### Directions
Return every line from the records below in which the word "loads" is found.

[Opening Data extract section]

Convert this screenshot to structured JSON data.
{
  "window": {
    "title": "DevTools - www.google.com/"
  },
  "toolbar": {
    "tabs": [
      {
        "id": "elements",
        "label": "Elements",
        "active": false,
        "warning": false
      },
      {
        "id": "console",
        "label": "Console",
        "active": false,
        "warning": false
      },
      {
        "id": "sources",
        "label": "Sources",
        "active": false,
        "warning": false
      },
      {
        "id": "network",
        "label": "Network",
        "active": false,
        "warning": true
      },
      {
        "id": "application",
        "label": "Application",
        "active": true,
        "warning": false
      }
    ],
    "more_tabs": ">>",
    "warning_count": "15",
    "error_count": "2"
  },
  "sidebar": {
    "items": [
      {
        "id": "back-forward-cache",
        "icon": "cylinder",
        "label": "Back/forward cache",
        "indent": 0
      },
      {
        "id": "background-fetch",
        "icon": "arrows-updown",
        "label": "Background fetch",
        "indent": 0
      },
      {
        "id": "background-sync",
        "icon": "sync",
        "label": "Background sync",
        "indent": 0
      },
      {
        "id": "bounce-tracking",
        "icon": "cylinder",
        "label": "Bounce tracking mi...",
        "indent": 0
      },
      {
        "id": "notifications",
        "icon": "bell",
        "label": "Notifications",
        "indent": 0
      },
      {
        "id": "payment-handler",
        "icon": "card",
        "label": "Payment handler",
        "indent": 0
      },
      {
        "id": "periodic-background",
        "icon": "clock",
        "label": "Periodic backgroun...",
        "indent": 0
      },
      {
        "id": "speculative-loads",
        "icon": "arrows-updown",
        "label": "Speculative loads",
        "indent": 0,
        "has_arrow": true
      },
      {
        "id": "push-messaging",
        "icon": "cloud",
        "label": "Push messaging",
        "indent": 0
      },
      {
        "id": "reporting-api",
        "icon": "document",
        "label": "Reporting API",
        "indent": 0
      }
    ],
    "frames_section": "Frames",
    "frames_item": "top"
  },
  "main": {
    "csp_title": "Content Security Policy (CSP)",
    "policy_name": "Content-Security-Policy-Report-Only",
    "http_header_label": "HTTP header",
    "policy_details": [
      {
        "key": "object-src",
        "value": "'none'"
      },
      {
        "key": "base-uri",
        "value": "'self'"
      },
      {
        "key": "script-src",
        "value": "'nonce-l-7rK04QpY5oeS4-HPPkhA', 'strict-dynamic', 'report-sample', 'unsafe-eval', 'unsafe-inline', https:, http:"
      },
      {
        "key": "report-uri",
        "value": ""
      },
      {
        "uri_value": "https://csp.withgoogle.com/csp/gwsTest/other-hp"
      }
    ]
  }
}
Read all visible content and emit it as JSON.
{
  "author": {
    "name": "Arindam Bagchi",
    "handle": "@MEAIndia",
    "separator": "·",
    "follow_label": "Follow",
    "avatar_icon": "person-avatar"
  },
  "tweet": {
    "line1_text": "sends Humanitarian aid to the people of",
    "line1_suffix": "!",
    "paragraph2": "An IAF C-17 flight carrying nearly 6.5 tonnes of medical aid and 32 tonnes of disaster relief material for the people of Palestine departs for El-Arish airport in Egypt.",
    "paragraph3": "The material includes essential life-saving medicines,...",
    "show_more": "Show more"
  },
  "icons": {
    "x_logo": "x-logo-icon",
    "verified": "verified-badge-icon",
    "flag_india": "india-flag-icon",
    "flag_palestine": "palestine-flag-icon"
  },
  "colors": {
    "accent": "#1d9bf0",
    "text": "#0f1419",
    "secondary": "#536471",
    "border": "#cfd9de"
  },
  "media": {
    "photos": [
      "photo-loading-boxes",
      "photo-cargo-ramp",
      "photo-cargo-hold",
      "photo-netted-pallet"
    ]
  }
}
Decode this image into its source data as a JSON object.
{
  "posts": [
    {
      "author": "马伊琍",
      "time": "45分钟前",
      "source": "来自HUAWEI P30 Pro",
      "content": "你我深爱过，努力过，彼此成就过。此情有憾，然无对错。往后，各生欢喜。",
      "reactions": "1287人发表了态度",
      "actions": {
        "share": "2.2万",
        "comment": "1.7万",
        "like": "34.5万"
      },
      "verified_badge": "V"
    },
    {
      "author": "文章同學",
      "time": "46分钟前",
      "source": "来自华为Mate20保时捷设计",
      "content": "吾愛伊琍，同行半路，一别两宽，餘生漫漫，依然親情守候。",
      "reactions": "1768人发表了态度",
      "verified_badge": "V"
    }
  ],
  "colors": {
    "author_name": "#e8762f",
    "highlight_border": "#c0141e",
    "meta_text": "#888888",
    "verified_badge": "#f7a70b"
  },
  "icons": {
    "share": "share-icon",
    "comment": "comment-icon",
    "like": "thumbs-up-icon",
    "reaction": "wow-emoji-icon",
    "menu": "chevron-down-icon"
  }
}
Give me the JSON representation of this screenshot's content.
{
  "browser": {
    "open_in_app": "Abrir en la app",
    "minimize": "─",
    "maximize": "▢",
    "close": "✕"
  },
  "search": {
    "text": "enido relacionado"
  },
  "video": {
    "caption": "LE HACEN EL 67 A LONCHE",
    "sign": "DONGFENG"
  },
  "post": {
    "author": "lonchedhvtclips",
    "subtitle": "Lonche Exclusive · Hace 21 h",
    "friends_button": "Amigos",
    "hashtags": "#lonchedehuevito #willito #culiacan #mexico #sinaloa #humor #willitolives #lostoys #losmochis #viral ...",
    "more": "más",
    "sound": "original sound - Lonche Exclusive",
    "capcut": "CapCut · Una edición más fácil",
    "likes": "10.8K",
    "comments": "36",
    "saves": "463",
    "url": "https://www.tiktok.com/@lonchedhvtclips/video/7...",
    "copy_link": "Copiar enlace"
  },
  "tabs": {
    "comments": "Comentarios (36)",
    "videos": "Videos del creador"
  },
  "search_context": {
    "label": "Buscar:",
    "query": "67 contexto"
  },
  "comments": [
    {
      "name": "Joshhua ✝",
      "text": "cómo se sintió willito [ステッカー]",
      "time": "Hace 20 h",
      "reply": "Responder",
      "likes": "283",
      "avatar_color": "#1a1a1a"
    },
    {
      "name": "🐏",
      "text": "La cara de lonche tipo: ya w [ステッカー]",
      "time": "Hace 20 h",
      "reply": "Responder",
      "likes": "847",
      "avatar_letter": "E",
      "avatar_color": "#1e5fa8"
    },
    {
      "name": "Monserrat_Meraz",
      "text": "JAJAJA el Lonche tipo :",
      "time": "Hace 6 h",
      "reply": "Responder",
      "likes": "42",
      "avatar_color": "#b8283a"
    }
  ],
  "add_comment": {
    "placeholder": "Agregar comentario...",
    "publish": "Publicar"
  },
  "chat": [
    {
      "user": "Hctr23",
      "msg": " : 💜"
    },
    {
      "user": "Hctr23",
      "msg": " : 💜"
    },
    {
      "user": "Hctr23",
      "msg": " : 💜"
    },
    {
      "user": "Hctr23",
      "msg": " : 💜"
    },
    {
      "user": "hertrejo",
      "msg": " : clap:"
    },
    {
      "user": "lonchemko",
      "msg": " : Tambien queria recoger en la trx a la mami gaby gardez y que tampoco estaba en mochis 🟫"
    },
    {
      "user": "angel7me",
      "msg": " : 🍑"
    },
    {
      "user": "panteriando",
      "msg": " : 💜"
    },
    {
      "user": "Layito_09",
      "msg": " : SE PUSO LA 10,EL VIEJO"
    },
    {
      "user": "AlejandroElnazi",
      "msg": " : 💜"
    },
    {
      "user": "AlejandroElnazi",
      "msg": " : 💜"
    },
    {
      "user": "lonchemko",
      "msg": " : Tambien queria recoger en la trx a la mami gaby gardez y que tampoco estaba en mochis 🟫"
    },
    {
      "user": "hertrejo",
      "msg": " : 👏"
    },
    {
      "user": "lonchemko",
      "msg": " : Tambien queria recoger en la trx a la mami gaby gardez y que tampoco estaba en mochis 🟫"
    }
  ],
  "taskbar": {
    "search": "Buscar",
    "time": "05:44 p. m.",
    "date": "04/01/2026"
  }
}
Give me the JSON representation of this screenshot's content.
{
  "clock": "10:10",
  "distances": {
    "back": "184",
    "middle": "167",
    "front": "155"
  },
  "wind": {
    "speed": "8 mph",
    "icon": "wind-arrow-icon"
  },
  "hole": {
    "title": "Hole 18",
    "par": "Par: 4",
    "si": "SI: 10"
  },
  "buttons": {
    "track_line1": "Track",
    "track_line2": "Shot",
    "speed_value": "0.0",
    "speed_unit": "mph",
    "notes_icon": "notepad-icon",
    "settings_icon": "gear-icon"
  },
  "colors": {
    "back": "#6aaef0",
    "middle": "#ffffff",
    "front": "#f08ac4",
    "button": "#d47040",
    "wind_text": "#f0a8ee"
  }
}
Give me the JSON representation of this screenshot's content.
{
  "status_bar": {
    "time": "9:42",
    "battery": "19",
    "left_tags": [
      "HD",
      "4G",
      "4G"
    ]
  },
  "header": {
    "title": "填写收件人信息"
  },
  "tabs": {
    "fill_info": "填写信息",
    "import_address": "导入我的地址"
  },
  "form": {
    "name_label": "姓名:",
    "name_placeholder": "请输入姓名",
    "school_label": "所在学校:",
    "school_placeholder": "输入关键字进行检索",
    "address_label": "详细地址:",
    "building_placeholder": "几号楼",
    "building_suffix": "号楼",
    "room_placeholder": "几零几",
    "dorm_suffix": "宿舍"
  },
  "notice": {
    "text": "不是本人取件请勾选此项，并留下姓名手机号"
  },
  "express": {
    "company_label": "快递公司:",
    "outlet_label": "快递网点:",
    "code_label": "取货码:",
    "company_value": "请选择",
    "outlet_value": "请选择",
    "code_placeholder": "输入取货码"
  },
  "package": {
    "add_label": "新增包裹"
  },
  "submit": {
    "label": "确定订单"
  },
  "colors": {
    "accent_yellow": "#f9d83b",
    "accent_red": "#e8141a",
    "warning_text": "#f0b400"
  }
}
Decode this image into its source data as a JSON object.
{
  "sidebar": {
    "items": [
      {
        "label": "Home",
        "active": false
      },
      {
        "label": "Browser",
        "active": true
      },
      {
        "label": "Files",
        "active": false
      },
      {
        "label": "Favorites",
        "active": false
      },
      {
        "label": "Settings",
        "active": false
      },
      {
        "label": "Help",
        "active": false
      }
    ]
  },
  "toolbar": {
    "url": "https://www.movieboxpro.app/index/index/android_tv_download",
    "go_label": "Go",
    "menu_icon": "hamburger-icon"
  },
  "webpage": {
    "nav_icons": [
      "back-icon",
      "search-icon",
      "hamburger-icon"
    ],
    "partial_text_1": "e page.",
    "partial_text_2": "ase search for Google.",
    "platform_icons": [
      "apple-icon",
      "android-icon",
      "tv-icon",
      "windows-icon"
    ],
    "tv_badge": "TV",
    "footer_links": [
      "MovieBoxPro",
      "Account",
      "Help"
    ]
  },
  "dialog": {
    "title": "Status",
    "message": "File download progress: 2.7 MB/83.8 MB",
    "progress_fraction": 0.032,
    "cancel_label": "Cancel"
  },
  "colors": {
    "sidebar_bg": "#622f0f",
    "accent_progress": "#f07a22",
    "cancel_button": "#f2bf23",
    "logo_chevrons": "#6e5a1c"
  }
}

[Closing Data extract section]

### Answer to this exercise
        "id": "speculative-loads",
        "label": "Speculative loads",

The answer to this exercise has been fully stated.